I was chatting about the Time Management Mystery with some creative friends the other day
Actually, we were whining about how we have so much to do, and not enough time to do it in. And speculating how some of the creatives we’re inspired by manage their time.
For the most part, all of us (men and women), have some kind of gig/freelance job working from home. Plus we’re responsible for the lion’s share of the housekeeping.
Naturally, we theorised our inspirations have wives or cleaners to take care of the domestic situation. And certainly many of the men who wrote or painted classics weren’t cleaning toilets or doing the laundry in-between times.
This was, of course, the situation that made me write Minimally Viable Housekeeping. When I am Stephen King famous, I will probably hire someone to do the housekeeping.
In the meantime, like everyone else, I have to try and figure it out as I go.
My Planning Cycle
I have an annual planning cycle. Or more correctly I have two because I business plan for the fiscal year, and personal plan the calendar year. So in practice, I have two six-monthly cycles because they leak into each other.
It kind of works like a spiral.
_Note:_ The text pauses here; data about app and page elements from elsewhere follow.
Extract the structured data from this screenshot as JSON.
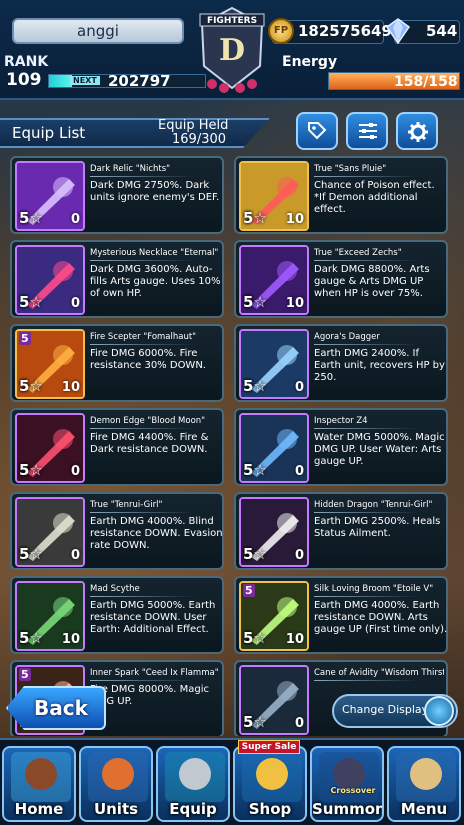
{
  "header": {
    "player_name": "anggi",
    "rank_label": "RANK",
    "rank": "109",
    "next_label": "NEXT",
    "next_exp": "202797",
    "xp_fraction": 0.15,
    "logo_text": "FIGHTERS",
    "logo_letter": "D",
    "coin_icon_text": "FP",
    "coins": "182575649",
    "gems": "544",
    "energy_label": "Energy",
    "energy": "158/158",
    "energy_fraction": 1.0
  },
  "equip_bar": {
    "title": "Equip List",
    "held_label": "Equip Held",
    "held_value": "169/300",
    "buttons": [
      "tag-icon",
      "sort-icon",
      "gear-icon"
    ]
  },
  "items": [
    {
      "name": "Dark Relic \"Nichts\"",
      "desc": "Dark DMG 2750%. Dark units ignore enemy's DEF.",
      "stars": "5",
      "count": "0",
      "rarity": "purple",
      "art": "dark-relic"
    },
    {
      "name": "True \"Sans Pluie\"",
      "desc": "Chance of Poison effect. *If Demon additional effect.",
      "stars": "5",
      "count": "10",
      "rarity": "gold",
      "art": "sans-pluie"
    },
    {
      "name": "Mysterious Necklace \"Eternal\"",
      "desc": "Dark DMG 3600%. Auto-fills Arts gauge. Uses 10% of own HP.",
      "stars": "5",
      "count": "0",
      "rarity": "purple",
      "art": "necklace"
    },
    {
      "name": "True \"Exceed Zechs\"",
      "desc": "Dark DMG 8800%. Arts gauge & Arts DMG UP when HP is over 75%.",
      "stars": "5",
      "count": "10",
      "rarity": "purple",
      "art": "exceed-zechs"
    },
    {
      "name": "Fire Scepter \"Fomalhaut\"",
      "desc": "Fire DMG 6000%. Fire resistance 30% DOWN.",
      "stars": "5",
      "count": "10",
      "rarity": "gold",
      "art": "fire-scepter",
      "limit": "5"
    },
    {
      "name": "Agora's Dagger",
      "desc": "Earth DMG 2400%. If Earth unit, recovers HP by 250.",
      "stars": "5",
      "count": "0",
      "rarity": "purple",
      "art": "dagger"
    },
    {
      "name": "Demon Edge \"Blood Moon\"",
      "desc": "Fire DMG 4400%. Fire & Dark resistance DOWN.",
      "stars": "5",
      "count": "0",
      "rarity": "purple",
      "art": "blood-moon"
    },
    {
      "name": "Inspector Z4",
      "desc": "Water DMG 5000%. Magic DMG UP. User Water: Arts gauge UP.",
      "stars": "5",
      "count": "0",
      "rarity": "purple",
      "art": "inspector"
    },
    {
      "name": "True \"Tenrui-Girl\"",
      "desc": "Earth DMG 4000%. Blind resistance DOWN. Evasion rate DOWN.",
      "stars": "5",
      "count": "0",
      "rarity": "purple",
      "art": "tenrui"
    },
    {
      "name": "Hidden Dragon \"Tenrui-Girl\"",
      "desc": "Earth DMG 2500%. Heals Status Ailment.",
      "stars": "5",
      "count": "0",
      "rarity": "purple",
      "art": "hidden-dragon"
    },
    {
      "name": "Mad Scythe",
      "desc": "Earth DMG 5000%. Earth resistance DOWN. User Earth: Additional Effect.",
      "stars": "5",
      "count": "10",
      "rarity": "purple",
      "art": "scythe"
    },
    {
      "name": "Silk Loving Broom \"Etoile V\"",
      "desc": "Earth DMG 4000%. Earth resistance DOWN. Arts gauge UP (First time only).",
      "stars": "5",
      "count": "10",
      "rarity": "gold",
      "art": "broom",
      "limit": "5"
    },
    {
      "name": "Inner Spark \"Ceed Ix Flamma\"",
      "desc": "Fire DMG 8000%. Magic DMG UP.",
      "stars": "5",
      "count": "0",
      "rarity": "purple",
      "art": "inner-spark",
      "limit": "5"
    },
    {
      "name": "Cane of Avidity \"Wisdom Thirst\"",
      "desc": "",
      "stars": "5",
      "count": "0",
      "rarity": "purple",
      "art": "cane"
    }
  ],
  "controls": {
    "back_label": "Back",
    "change_display_label": "Change Display"
  },
  "nav": {
    "items": [
      {
        "label": "Home",
        "icon": "house-icon"
      },
      {
        "label": "Units",
        "icon": "warrior-icon"
      },
      {
        "label": "Equip",
        "icon": "sword-icon"
      },
      {
        "label": "Shop",
        "icon": "treasure-icon"
      },
      {
        "label": "Summon",
        "icon": "hooded-figure-icon"
      },
      {
        "label": "Menu",
        "icon": "book-icon"
      }
    ],
    "sale_tag": "Super Sale",
    "crossover_tag": "Crossover"
  }
}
It starts out with a 10-year plan, which is the Vision, Mission, Virtues I describe in Holistic Personal Finance. This is supplemented with long term reminders, like replacing the hot water system in 2026 and central heating in 2027.
Medium-term is the three to five plan. And the easiest way to describe that is comparing it to studying for my Bachelor’s degree part-time. With eight years permitted, I calculated the minimum number of units required each year to complete it in time.
Short term is more or less your annual goals. For example, three university units, and which ones. And whether you wanted to add more for a stretch target.
From here, I take a Project Management approach. I break the big goals into work packages and attempt to schedule them throughout the year.
Annual work can be split into quarterly or seasonal work. Which can be split into months, then into weeks, and into days. Even hours if you want or need to.
For the days, I attempt an “Ideal Day” framework, as developed by Alec Mackenzie in the third edition of The Time Trap (3rd edition).
An Ideal Day is a perfect day. You take the best possible advantage of your high and low energy periods. You have uninterrupted time to get stuff done. And at the end of a productive day, you still have enough energy left for some high-quality leisure time.
Of course, you will never experience an Ideal Day but that’s not the point. The point is to have a kind of “here’s one I prepared earlier” to slide into your schedule.
Solving the Time Management Mystery
Planning is all very well, but you will always fail at time management. You can’t adequately predict how long a given task will take. You can make your best guess, but you already know that’s not going to work.
The way around this is two-fold:
- Don’t plan more than you can realistically do.
- Allow time for things to go wrong.
Still not perfect, but some days the best you can do is get out of bed.
Everything else is a bonus.